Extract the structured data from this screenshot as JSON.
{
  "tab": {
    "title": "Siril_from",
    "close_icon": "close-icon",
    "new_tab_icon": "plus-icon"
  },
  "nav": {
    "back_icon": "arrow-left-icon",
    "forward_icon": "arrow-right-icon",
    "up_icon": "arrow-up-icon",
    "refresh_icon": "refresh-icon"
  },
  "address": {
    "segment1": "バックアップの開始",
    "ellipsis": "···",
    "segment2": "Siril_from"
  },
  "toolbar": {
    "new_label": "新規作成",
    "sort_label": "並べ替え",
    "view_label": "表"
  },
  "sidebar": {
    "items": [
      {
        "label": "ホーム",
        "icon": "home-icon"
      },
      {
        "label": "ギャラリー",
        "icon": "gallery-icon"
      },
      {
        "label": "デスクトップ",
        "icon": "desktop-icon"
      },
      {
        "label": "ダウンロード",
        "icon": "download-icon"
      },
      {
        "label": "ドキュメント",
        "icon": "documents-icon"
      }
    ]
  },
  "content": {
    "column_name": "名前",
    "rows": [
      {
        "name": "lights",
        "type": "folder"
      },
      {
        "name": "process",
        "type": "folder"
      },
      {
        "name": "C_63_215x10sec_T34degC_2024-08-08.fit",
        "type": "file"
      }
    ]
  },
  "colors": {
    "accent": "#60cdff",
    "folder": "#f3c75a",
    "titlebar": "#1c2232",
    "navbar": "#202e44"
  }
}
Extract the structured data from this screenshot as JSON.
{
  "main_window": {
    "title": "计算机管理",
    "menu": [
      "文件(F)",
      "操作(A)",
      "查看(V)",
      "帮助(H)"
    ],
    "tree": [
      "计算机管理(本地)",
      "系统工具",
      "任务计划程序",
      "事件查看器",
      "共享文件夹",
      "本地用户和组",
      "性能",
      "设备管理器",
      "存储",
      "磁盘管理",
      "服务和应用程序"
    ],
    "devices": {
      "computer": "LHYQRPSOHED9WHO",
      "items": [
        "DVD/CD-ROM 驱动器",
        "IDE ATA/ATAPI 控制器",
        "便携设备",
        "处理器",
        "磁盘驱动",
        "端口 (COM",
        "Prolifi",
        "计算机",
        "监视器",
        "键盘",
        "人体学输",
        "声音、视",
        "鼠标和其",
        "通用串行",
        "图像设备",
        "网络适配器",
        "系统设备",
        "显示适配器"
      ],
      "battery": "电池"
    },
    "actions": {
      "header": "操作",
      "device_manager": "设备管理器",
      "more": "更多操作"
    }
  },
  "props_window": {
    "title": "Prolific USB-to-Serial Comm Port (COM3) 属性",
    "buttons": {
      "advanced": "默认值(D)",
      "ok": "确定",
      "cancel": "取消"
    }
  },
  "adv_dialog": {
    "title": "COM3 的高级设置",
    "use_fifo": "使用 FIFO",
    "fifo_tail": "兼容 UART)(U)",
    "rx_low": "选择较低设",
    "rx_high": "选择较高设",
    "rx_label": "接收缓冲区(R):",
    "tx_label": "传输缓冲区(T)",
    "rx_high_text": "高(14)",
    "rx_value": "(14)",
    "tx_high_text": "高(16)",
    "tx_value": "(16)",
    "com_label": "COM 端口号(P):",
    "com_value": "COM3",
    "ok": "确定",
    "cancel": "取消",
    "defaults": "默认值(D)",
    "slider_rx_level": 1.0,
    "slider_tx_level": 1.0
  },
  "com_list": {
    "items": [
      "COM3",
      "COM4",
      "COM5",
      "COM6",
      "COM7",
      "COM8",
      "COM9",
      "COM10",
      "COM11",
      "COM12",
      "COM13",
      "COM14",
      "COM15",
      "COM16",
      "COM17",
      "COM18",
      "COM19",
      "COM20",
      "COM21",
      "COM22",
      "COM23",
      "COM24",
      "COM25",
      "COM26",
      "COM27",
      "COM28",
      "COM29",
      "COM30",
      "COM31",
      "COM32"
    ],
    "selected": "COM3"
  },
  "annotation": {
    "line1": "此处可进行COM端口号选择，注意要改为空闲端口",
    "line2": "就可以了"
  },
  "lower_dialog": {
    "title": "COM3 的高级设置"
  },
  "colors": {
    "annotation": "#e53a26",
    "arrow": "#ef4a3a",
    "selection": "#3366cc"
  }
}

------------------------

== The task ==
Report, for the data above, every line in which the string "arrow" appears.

== Final answer ==
    "back_icon": "arrow-left-icon",
    "forward_icon": "arrow-right-icon",
    "up_icon": "arrow-up-icon",
    "arrow": "#ef4a3a",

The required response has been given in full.